The gorgeous title track opens the proceedings and sets the pace for the rest of the album’s tracks by providing Weller’s vocals room to breathe. That is followed by “Wonder,” which is really smooth with great horns and a powerful but measured vocal by Weller. It is a perfect pop single. The ethereal “Pale Blue Sky” is a mellow song with a nice flow to it. Weller’s vocal on the song is quite beautiful.

Weller wrote “Dive In” with her father on the day she told him that he was going to be a grandfather. It’s an easygoing song with a terrific chilled-out vibe. “Change” features a strong vocal by Weller, and it features piano and vocal for about the first minute or so before the other instruments kick in. The strings on the track are quite nice. The beautiful “Call Me By Your Name” features perfect instrumental backing of Weller’s terrific vocal. There is an effective echo on the backing vocals in the song’s midsection. It’s one of the standout tracks on the album.

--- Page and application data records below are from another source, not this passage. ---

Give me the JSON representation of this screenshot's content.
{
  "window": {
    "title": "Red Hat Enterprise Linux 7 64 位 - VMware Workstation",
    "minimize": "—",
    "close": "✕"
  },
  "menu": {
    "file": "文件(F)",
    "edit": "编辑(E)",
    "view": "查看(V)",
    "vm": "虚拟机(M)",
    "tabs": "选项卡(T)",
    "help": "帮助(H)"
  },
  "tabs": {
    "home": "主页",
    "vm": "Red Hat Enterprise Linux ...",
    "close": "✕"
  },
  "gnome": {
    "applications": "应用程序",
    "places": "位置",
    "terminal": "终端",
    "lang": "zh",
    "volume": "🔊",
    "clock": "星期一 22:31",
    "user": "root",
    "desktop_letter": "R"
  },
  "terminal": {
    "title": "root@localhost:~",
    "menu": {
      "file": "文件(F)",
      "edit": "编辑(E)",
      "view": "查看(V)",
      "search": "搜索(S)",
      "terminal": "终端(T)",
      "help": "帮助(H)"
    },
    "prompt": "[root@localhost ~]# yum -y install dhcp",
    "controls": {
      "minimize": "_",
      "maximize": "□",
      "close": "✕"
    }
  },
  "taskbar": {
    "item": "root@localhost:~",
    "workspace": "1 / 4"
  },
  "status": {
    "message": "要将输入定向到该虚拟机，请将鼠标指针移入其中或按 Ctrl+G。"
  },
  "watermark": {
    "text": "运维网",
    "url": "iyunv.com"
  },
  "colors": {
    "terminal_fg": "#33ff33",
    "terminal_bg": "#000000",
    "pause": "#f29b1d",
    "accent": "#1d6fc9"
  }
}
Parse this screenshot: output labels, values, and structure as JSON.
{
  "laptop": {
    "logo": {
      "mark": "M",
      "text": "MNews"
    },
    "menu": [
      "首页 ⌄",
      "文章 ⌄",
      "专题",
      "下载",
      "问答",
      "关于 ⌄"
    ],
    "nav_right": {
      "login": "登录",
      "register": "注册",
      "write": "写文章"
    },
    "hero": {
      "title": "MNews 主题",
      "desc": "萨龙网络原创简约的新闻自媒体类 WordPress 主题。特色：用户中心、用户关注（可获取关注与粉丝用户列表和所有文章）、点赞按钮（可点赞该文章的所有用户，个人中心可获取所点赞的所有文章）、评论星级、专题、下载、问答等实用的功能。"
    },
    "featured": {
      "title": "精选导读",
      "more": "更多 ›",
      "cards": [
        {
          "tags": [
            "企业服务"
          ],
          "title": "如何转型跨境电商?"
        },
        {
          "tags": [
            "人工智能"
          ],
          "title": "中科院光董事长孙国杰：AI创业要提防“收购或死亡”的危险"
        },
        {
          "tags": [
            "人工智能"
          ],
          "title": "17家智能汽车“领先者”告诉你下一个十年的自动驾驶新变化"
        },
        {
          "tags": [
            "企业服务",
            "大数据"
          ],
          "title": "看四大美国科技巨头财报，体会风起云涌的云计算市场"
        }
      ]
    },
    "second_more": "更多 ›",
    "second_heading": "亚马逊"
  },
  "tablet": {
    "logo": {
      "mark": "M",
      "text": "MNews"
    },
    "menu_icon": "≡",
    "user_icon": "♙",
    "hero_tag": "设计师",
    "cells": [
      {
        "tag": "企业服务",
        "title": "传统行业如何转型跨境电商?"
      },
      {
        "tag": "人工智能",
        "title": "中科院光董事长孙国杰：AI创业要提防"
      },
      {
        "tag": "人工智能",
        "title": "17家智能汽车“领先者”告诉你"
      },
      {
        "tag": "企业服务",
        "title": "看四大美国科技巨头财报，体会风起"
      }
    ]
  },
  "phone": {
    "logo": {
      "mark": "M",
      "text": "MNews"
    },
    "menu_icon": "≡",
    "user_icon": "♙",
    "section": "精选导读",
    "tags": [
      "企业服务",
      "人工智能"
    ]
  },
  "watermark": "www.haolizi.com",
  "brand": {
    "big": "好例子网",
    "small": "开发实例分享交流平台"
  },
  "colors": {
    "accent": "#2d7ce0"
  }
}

“Strangers” starts off a bit jazzy with a strong Weller vocal in the intro and evolves into a pop-rock tune. “Summer At Last” is a ‘60s-style pop song that is upbeat and fun. It provides a nice vocal showcase for Weller and features some great saxophone playing at the tail end of the song.

Leah Weller. (Photo courtesy of the artist)

Leah Weller. (Photo courtesy of the artist)

“Reason” features mellow instrumentation with a strong Weller vocal and is another standout track on the album. “Unity” has a disjointed opening with off-kilter music and ambient sounds. That gives way to piano and Weller’s vocal before the rest of the musicians join in. It’s quite lovely. There is excellent guitar work toward the end of the song.

Weller’s soulful vocal drives “Something Sacred.” The fuzztone guitar on the track makes it something of a rocker. Weller’s vocal builds in strength as the song goes on. Closing track “Butterflies” features terrific acoustic guitar, a nice vocal by Weller and impressive work by the strings.

With the right promotion and a decent amount of radio airplay, this album could do very well. It certainly deserves to. Weller has proven here that she is an artist of significant talent and should not be mistaken for someone that is simply riding her parents’ coattails. I look forward to hearing her future work.

Additional information about Leah Weller can be found at:

The music video for “Freedom” can be seen below:

The music video for “Wisdom” can be seen below:

The music video for “Something Sacred” can be seen below:

The music video for “Strangers” can be seen below:

The music video for “Change” can be seen below: